Work instruction:
Every line of the entries with the word "SCAN" in it should be shown.

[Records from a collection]
▬▬▬▬▬▬

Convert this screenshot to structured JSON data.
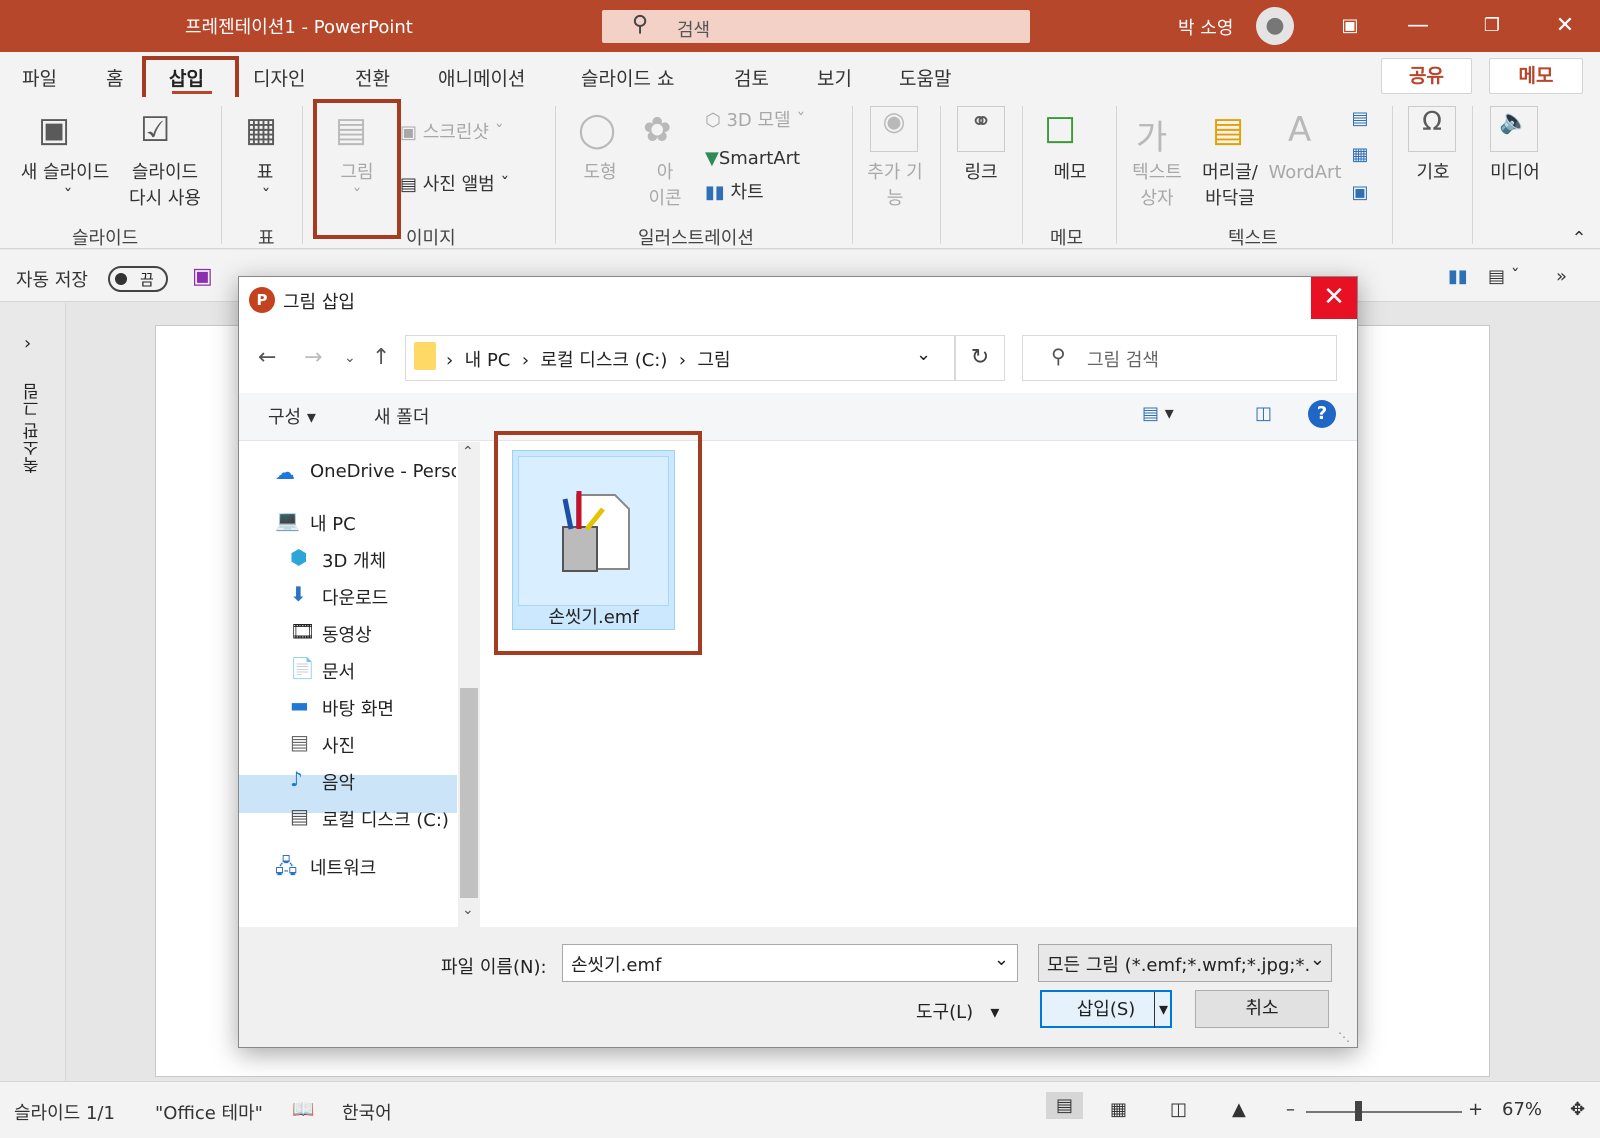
{
  "window": {
    "title": "프레젠테이션1  -  PowerPoint",
    "search_placeholder": "검색",
    "user": "박 소영"
  },
  "tabs": [
    "파일",
    "홈",
    "삽입",
    "디자인",
    "전환",
    "애니메이션",
    "슬라이드 쇼",
    "검토",
    "보기",
    "도움말"
  ],
  "share": {
    "share": "공유",
    "memo": "메모"
  },
  "ribbon": {
    "new_slide": "새 슬라이드",
    "reuse1": "슬라이드",
    "reuse2": "다시 사용",
    "group_slide": "슬라이드",
    "table": "표",
    "group_table": "표",
    "picture": "그림",
    "screenshot": "스크린샷",
    "photo_album": "사진 앨범",
    "group_image": "이미지",
    "shapes": "도형",
    "icons1": "아",
    "icons2": "이콘",
    "model3d": "3D 모델",
    "smartart": "SmartArt",
    "chart": "차트",
    "group_illus": "일러스트레이션",
    "addin1": "추가 기",
    "addin2": "능",
    "link": "링크",
    "comment": "메모",
    "group_memo": "메모",
    "textbox1": "텍스트",
    "textbox2": "상자",
    "header1": "머리글/",
    "header2": "바닥글",
    "wordart": "WordArt",
    "group_text": "텍스트",
    "symbol": "기호",
    "media": "미디어"
  },
  "qat": {
    "autosave": "자동 저장",
    "toggle": "끔"
  },
  "leftpane": "축소판 그림",
  "dialog": {
    "title": "그림 삽입",
    "breadcrumb": [
      "내 PC",
      "로컬 디스크 (C:)",
      "그림"
    ],
    "search_placeholder": "그림 검색",
    "organize": "구성",
    "new_folder": "새 폴더",
    "tree": [
      {
        "label": "OneDrive - Person",
        "icon": "cloud"
      },
      {
        "label": "내 PC",
        "icon": "pc"
      },
      {
        "label": "3D 개체",
        "icon": "cube"
      },
      {
        "label": "다운로드",
        "icon": "download"
      },
      {
        "label": "동영상",
        "icon": "film"
      },
      {
        "label": "문서",
        "icon": "doc"
      },
      {
        "label": "바탕 화면",
        "icon": "desktop"
      },
      {
        "label": "사진",
        "icon": "picture"
      },
      {
        "label": "음악",
        "icon": "music"
      },
      {
        "label": "로컬 디스크 (C:)",
        "icon": "drive"
      },
      {
        "label": "네트워크",
        "icon": "network"
      }
    ],
    "file": {
      "name": "손씻기.emf"
    },
    "filename_label": "파일 이름(N):",
    "filename_value": "손씻기.emf",
    "filetype": "모든 그림 (*.emf;*.wmf;*.jpg;*.",
    "tools": "도구(L)",
    "insert": "삽입(S)",
    "cancel": "취소"
  },
  "status": {
    "slide": "슬라이드 1/1",
    "theme": "\"Office 테마\"",
    "lang": "한국어",
    "zoom": "67%"
  },
  "colors": {
    "accent": "#b7472a",
    "highlight": "#a53c22",
    "selection": "#cce8ff"
  }
}
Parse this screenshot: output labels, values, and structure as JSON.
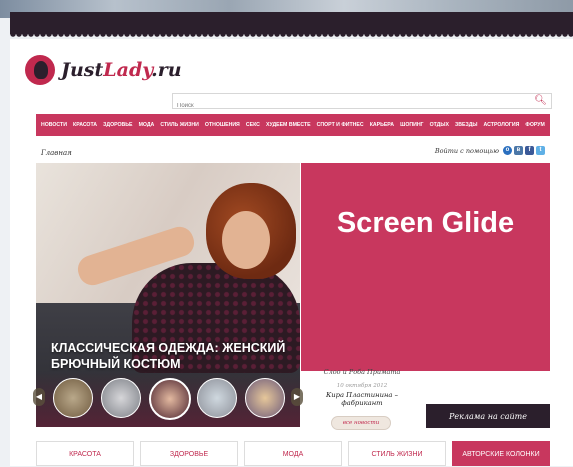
{
  "logo": {
    "text_a": "Just",
    "text_b": "Lady",
    "text_c": ".ru"
  },
  "search": {
    "placeholder": "Поиск",
    "icon": "search-icon"
  },
  "nav": {
    "items": [
      "НОВОСТИ",
      "КРАСОТА",
      "ЗДОРОВЬЕ",
      "МОДА",
      "СТИЛЬ ЖИЗНИ",
      "ОТНОШЕНИЯ",
      "СЕКС",
      "ХУДЕЕМ ВМЕСТЕ",
      "СПОРТ И ФИТНЕС",
      "КАРЬЕРА",
      "ШОПИНГ",
      "ОТДЫХ",
      "ЗВЕЗДЫ",
      "АСТРОЛОГИЯ",
      "ФОРУМ"
    ]
  },
  "breadcrumb": "Главная",
  "login": {
    "label": "Войти с помощью",
    "icons": [
      "openid-icon",
      "vk-icon",
      "facebook-icon",
      "twitter-icon"
    ]
  },
  "hero": {
    "title": "КЛАССИЧЕСКАЯ ОДЕЖДА: ЖЕНСКИЙ БРЮЧНЫЙ КОСТЮМ"
  },
  "overlay": {
    "title": "Screen Glide"
  },
  "news": {
    "cut_title": "Слоо и Роба Примата",
    "date": "10 октября 2012",
    "title": "Кира Пластинина – фабрикант",
    "all_link": "все новости"
  },
  "ad_button": "Реклама на сайте",
  "categories": [
    "КРАСОТА",
    "ЗДОРОВЬЕ",
    "МОДА",
    "СТИЛЬ ЖИЗНИ",
    "АВТОРСКИЕ КОЛОНКИ"
  ],
  "colors": {
    "brand": "#c8375e",
    "dark": "#2b1f2c"
  }
}
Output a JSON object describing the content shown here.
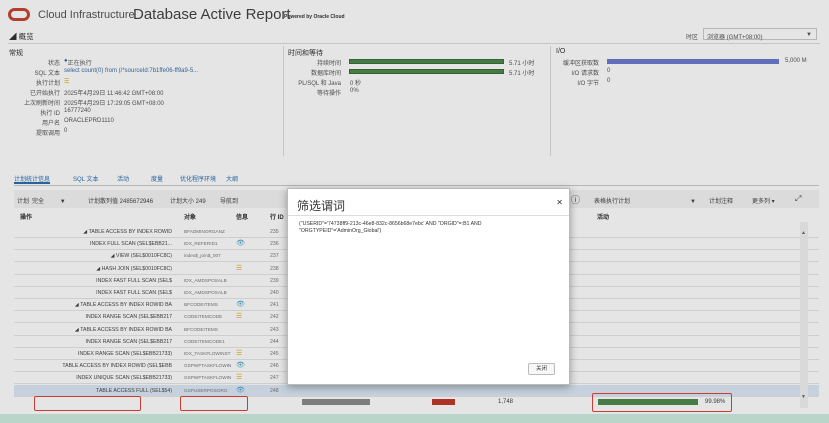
{
  "header": {
    "brand": "Cloud Infrastructure",
    "report_title": "Database Active Report",
    "powered_by": "Powered by Oracle Cloud",
    "section": "◢ 概览",
    "timezone_label": "时区",
    "timezone_value": "浏览器 (GMT+08:00)"
  },
  "summary": {
    "title": "常规",
    "rows": [
      {
        "k": "状态",
        "v": "正在执行"
      },
      {
        "k": "SQL 文本",
        "v": "select count(0) from (/*sourceId:7b1ffe06-ff9a9-5..."
      },
      {
        "k": "执行计划",
        "v": ""
      },
      {
        "k": "已开始执行",
        "v": "2025年4月29日 11:46:42 GMT+08:00"
      },
      {
        "k": "上次刷新时间",
        "v": "2025年4月29日 17:29:05 GMT+08:00"
      },
      {
        "k": "执行 ID",
        "v": "16777240"
      },
      {
        "k": "用户名",
        "v": "ORACLEPRD1110"
      },
      {
        "k": "提取调用",
        "v": "0"
      }
    ]
  },
  "time_wait": {
    "title": "时间和等待",
    "rows": [
      {
        "k": "持续时间",
        "v": "5.71 小时",
        "pct": 1.0
      },
      {
        "k": "数据库时间",
        "v": "5.71 小时",
        "pct": 1.0
      },
      {
        "k": "PL/SQL 和 Java",
        "v": "0 秒",
        "pct": 0
      },
      {
        "k": "等待操作",
        "v": "0%",
        "pct": 0
      }
    ]
  },
  "io": {
    "title": "I/O",
    "rows": [
      {
        "k": "缓冲区获取数",
        "v": "5,000 M",
        "pct": 1.0
      },
      {
        "k": "I/O 请求数",
        "v": "0",
        "pct": 0
      },
      {
        "k": "I/O 字节",
        "v": "0",
        "pct": 0
      }
    ]
  },
  "tabs": [
    "计划统计信息",
    "SQL 文本",
    "活动",
    "度量",
    "优化程序环境",
    "大纲"
  ],
  "toolbar": {
    "plan_label": "计划",
    "plan_value": "完全",
    "hash_label": "计划散列值 2485672946",
    "size_label": "计划大小 249",
    "nav_label": "导航到",
    "table_plan_label": "表格执行计划",
    "plan_note": "计划注释",
    "more_cols": "更多列"
  },
  "columns": {
    "op": "操作",
    "obj": "对象",
    "info": "信息",
    "id": "行 ID",
    "activity": "活动"
  },
  "rows": [
    {
      "op": "◢ TABLE ACCESS BY INDEX ROWID",
      "obj": "BFADMINORGANZ",
      "id": "235",
      "icon": ""
    },
    {
      "op": "INDEX FULL SCAN (SEL$EBB21...",
      "obj": "IDX_REFERID1",
      "id": "236",
      "icon": "👁"
    },
    {
      "op": "◢ VIEW (SEL$0010FC8C)",
      "obj": "index$_join$_007",
      "id": "237",
      "icon": ""
    },
    {
      "op": "◢ HASH JOIN (SEL$0010FC8C)",
      "obj": "",
      "id": "238",
      "icon": "☰"
    },
    {
      "op": "INDEX FAST FULL SCAN (SEL$",
      "obj": "IDX_AMDSPOSALB",
      "id": "239",
      "icon": ""
    },
    {
      "op": "INDEX FAST FULL SCAN (SEL$",
      "obj": "IDX_AMDSPOSALB",
      "id": "240",
      "icon": ""
    },
    {
      "op": "◢ TABLE ACCESS BY INDEX ROWID BA",
      "obj": "BFCODEITEMS",
      "id": "241",
      "icon": "👁"
    },
    {
      "op": "INDEX RANGE SCAN (SEL$EBB217",
      "obj": "CODEITEMCODE",
      "id": "242",
      "icon": "☰"
    },
    {
      "op": "◢ TABLE ACCESS BY INDEX ROWID BA",
      "obj": "BFCODEITEMS",
      "id": "243",
      "icon": ""
    },
    {
      "op": "INDEX RANGE SCAN (SEL$EBB217",
      "obj": "CODEITEMCODE1",
      "id": "244",
      "icon": ""
    },
    {
      "op": "INDEX RANGE SCAN (SEL$EBB21733)",
      "obj": "IDX_TASKFLOWINST",
      "id": "245",
      "icon": "☰"
    },
    {
      "op": "TABLE ACCESS BY INDEX ROWID (SEL$EBB",
      "obj": "GSPWFTASKFLOWIN",
      "id": "246",
      "icon": "👁"
    },
    {
      "op": "INDEX UNIQUE SCAN (SEL$EBB21733)",
      "obj": "GSPWFTASKFLOWIN",
      "id": "247",
      "icon": "☰"
    },
    {
      "op": "TABLE ACCESS FULL (SEL$54)",
      "obj": "GSPUSERPOSORG",
      "id": "248",
      "icon": "👁"
    }
  ],
  "last_row": {
    "io_value": "1,748",
    "activity_pct": "99.98%"
  },
  "modal": {
    "title": "筛选谓词",
    "body": "(\"USERID\"='74738ff9-213c-46e8-832c-8656b68e7ebc' AND \"ORGID\"=:B1 AND \"ORGTYPEID\"='AdminOrg_Global')",
    "close_button": "关闭"
  },
  "colors": {
    "oracle_red": "#c74634",
    "bar_green": "#4e8a4b",
    "bar_purple": "#6c7bd0",
    "link_blue": "#2a6fb0",
    "highlight_red": "#e0443a"
  }
}
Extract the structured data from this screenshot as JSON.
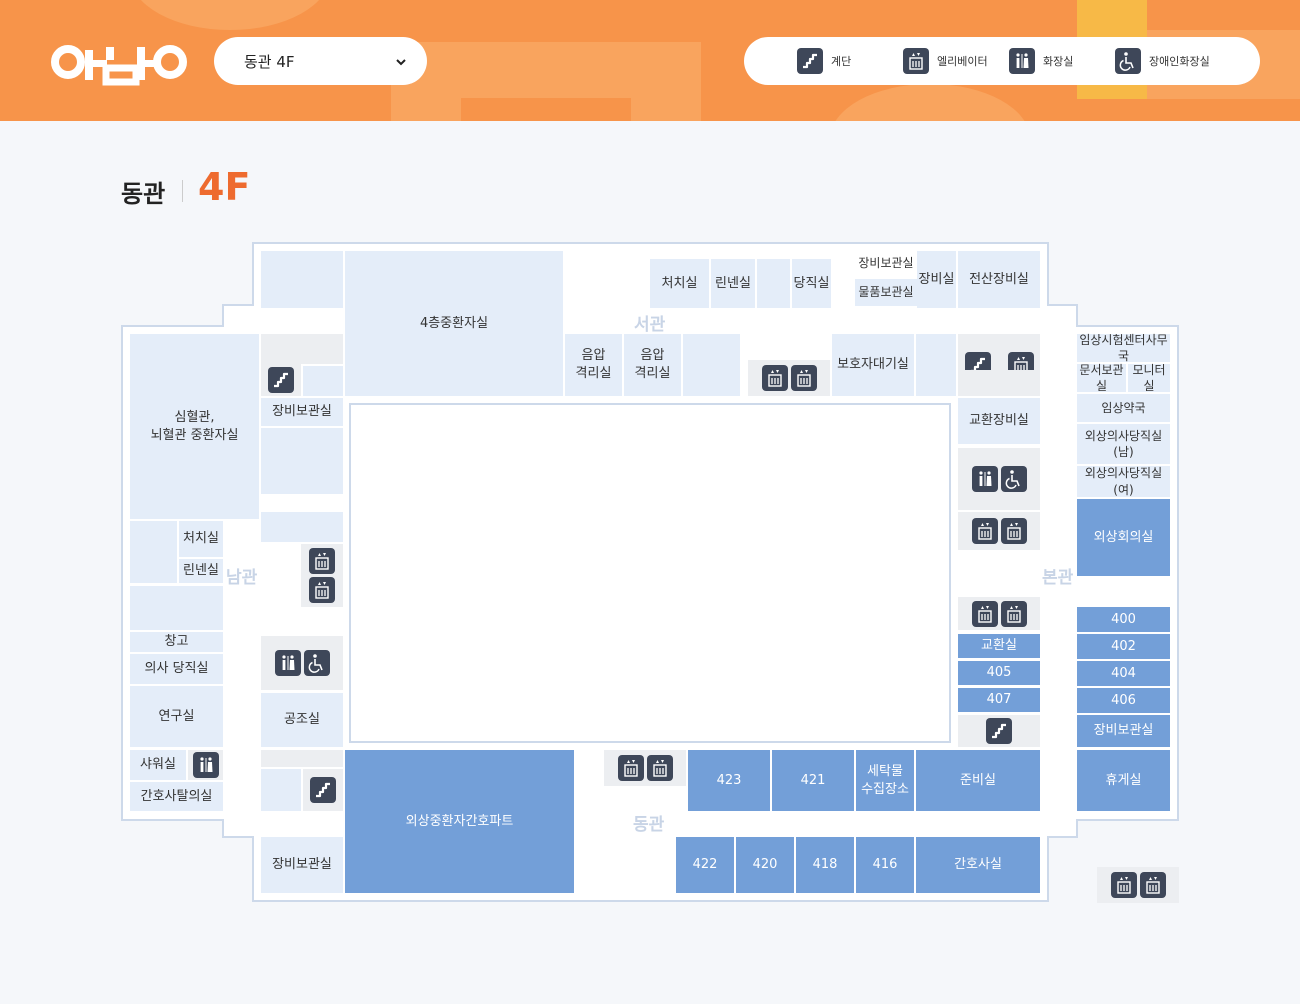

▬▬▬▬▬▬

Worked solution:
      "op": "INDEX FULL SCAN (SEL$EBB21...",
      "op": "INDEX FAST FULL SCAN (SEL$",
      "op": "INDEX FAST FULL SCAN (SEL$",
      "op": "INDEX RANGE SCAN (SEL$EBB217",
      "op": "INDEX RANGE SCAN (SEL$EBB217",
      "op": "INDEX RANGE SCAN (SEL$EBB21733)",
      "op": "INDEX UNIQUE SCAN (SEL$EBB21733)",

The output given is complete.